Here are the facts. The audiobook is read by a woman with an Australian accent. The story is of a woman sheep farmer on an island off the coast of England who we gradually come to learn has escaped a traumatic past in Western Australia. She is a strong, tall woman with terrible scars on her back. Some of the WA bits are clearly researched rather than lived. Evie Wyld was born in and lives in England, and this is her second novel.

I listened on the way home from Sydney over the weekend and on my first day off thought I would do some googling. Evie Wyld was born in 1980 in London. Her mother was/is Australian and the family spent some time on Evie’s grandparents’ property on the NSW north coast. And …

All the Birds, Singing was the winner of the 2014 Miles Franklin. Who knew!

The shortlist for that year included, Richard Flanagan’s The Narrow Road to the Deep North, Tim Winton’s Eyrie and Alexis Wright’s The Swan Book – which may well be the book of the century let alone the year, what were the judges thinking! (My reviews here, here, here). Still, Wyld’s is a strong novel and a refreshing take on the Independent Woman, most reminiscent probably of Nikki Gemmell’s Alice Springs.

The story begins with Jake Whyte – an Australian woman – discovering a gutted sheep on her little farm on an isolated English island. For a long time she suspects the local kids but there is a ‘shape’ that moves in and out of the woods. The novel alternates backwards and forwards between England and Jake’s past in Western Australia. In the West she is a rouseabout in a shearing team out from Kambalda. I don’t think Wyld has ever seen shearing or been to the West, but if you haven’t either then you won’t notice. I can’t help myself saying though that Kambalda is a very ‘suburban’ mining town, built in the 1960s and doesn’t have any tin shed pubs.

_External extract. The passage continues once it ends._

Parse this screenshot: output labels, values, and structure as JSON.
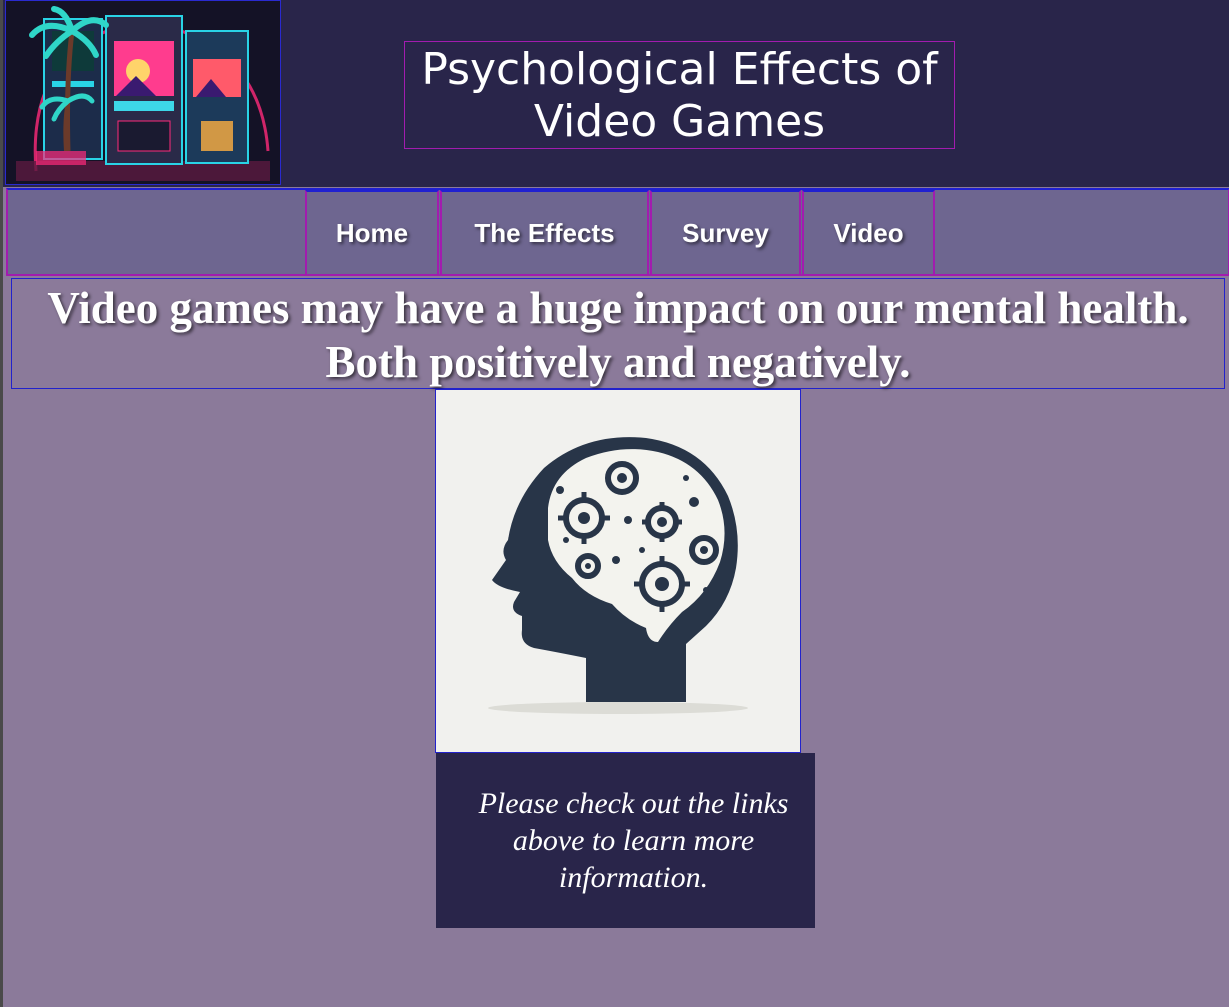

Just as we are getting to know the shearers, the Australian chapters start moving backwards in time, first by hints, then by descriptions of her earlier life, held as a sex slave maybe by an old man on a remote property between Port Hedland and Marble Bar. And yes, that’s tropical cattle country, not sheep country. The boundary between cattle and sheep was always south of the Tropic of Capricorn and with the decline in the wool industry and the depredations of wild dogs has moved maybe 400 kms further south in the 20 years I’ve been back in the West. But anyway, the old man teaches her a bit about sheep farming which she uses to get her rouseabout job.

It’s too hot, but I like the way my arms feel like they’re full of warm oil, and sweat runs down them in sheets soaking the sides of my singlet. There’s an ache in the bottom of my spine from bending and lifting, but it beats lying on my bed at Otto’s waiting for the day to be over. I catch myself smiling as I throw another fleece onto the table and Denis nods to me, impressed.

It would unwind the narrative tension to say more about the situation she gets herself into with the old man, Otto, but it’s well done.

We go back further. School days in country Wyld has lived in, the NSW north coast. An Aboriginal boyfriend. A bushfire.

Back in the ‘present’, we meet the man she bought the farm off, who has retired nearby but helps her out from time to time, or provides commentary if she’s not in immediate danger; his delinquent son and the son’s girlfriend; and a well-spoken alcoholic she discovers sleeping in the barn and who never quite gets round to leaving. The ‘shadow’ keeps taking sheep. And throughout, the birds sing out or cry warnings. (Evie, there are no kookaburras in Western Australia).

A good book, very good even, but not in the same league as The Swan Book.

 

Evie Wyld,  All the Birds, Singing, 2013. Audiobook: Blackstone, Read by Cat Gould.

Sue, Whispering Gum’s review (here), but she seems also to have mentioned Wyld quite often in the context of awards and women’s writing. If you put Wyld in her search box it brings up ten or so listings. Check them out.

Lisa ANZLL has reviewed Wyld’s earlier After the Fire, A Still Small Voice (here) but All the Birds, Singing must still be on the MF TBR.

Recent audiobooks

Stuart Woods (M, USA), Quick and Dirty (2017)
Helen Sedgwick (F, Sco), The Comet Seekers (2016)
Yrsa Sigurdardóttir (F, Fin), Last Rituals (2007)
Rio Youers (M, USA), The Forgotten Girl (2017)

Currently reading

Dale Spender, Mothers of the Novel.
Frank Moorhouse, The Drover’s Wife (2017)
I’ve been carrying around Peggy Frew’s Hope Farm, but woman farmer! so will start on Mary Grant Bruce, Billabong’s Daughter for AWW Gen 2 Week.